SAO PAULO -- Brazilian Education Minister Abraham Weintraub, a close ally of President Jair Bolsonaro, gave up his Cabinet post Thursday, saying in a video that he is leaving to become one of the directors at the World Bank.
The move came a day after Brazil’s top court decided to keep investigating Weintraub in a case involving Bolsonaro supporters and purported threats, insults and falsehoods leveled at Supreme Court justices and their families.
Weintraub was one of the leaders of the administration’s far-right wing. One of his last actions was to end an affirmative action policy that granted more entry to Brazilian blacks and indigenous people in post-graduate courses. He previously cut funding to programs and courses in the humanities because he considers the social sciences too far to the left.
“At this moment I don’t want to discuss the reasons for my departure,” Weintraub said in the video shared by the presidential office, next to a distraught-looking Bolsonaro. He said the new job will make his family safer, without giving further details.
“Keeping Weintraub in the government was very costly in the middle of the crisis,” said Paulo Calmon, a political science professor at the University of Brasilia. “He had a position of contempt and confrontation with Congress and the Supreme Court, which is a problem as the president seeks to forge alliances.”
Bolsonaro said in the video that it was “a hard moment” to see Weintraub leave. Since the coronavirus pandemic began, he has already lost two health ministers because of disagreements, as well as his justice minister, Sérgio Moro, who is hailed by many Brazilians as an anti-corruption hero.
Weintraub was Bolsonaro’s second education minister. He took over in April 2019, when another far-right official, Ricardo Vélez Rodríguez, was fired.
In a video of a Cabinet meeting released May 22, Weintraub made clear that his focus was confronting enemies in the capital rather than coordinating education policy, said Cláudia Costin, director of a center at the Getulio Vargas University that focuses on education.
Costin said Weintraub also took little action during the coronavirus pandemic to ensure children could continue receiving education while under lockdowns.
Costin, a former education secretary for the city of Rio de Janeiro, did praise Weintraub for proposing a new literacy program and overseeing the start of its implementation.

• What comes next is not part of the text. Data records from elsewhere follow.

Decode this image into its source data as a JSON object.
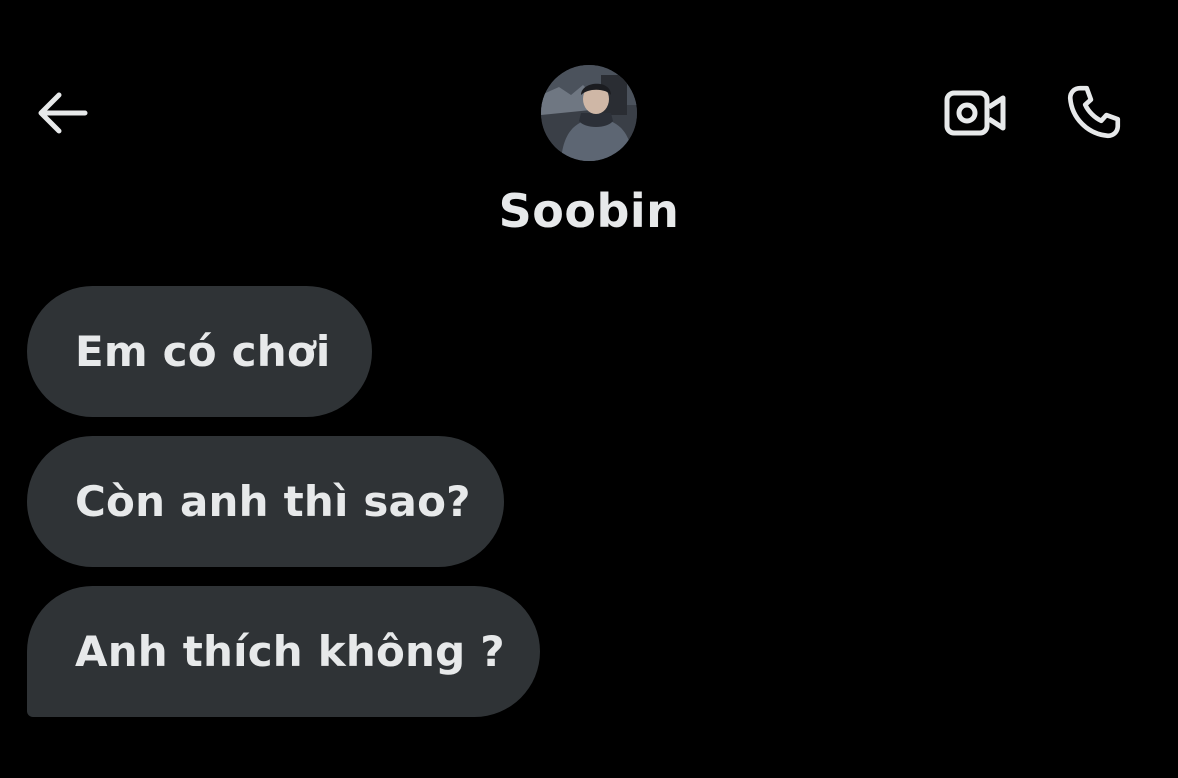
{
  "header": {
    "contact_name": "Soobin",
    "back_icon": "arrow-left-icon",
    "video_icon": "video-camera-icon",
    "call_icon": "phone-icon",
    "avatar_icon": "profile-photo"
  },
  "messages": [
    {
      "text": "Em có chơi",
      "direction": "incoming"
    },
    {
      "text": "Còn anh thì sao?",
      "direction": "incoming"
    },
    {
      "text": "Anh thích không ?",
      "direction": "incoming"
    }
  ],
  "timestamp": "",
  "colors": {
    "background": "#000000",
    "bubble": "#2f3336",
    "text": "#e7e9ea",
    "muted": "#71767b"
  }
}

Associated Press writer Mauricio Savarese reported this story in Sao Paulo and AP writer Marcelo de Sousa reported from Rio de Janeiro. AP writer David Biller in Rio de Janeiro contributed to this report.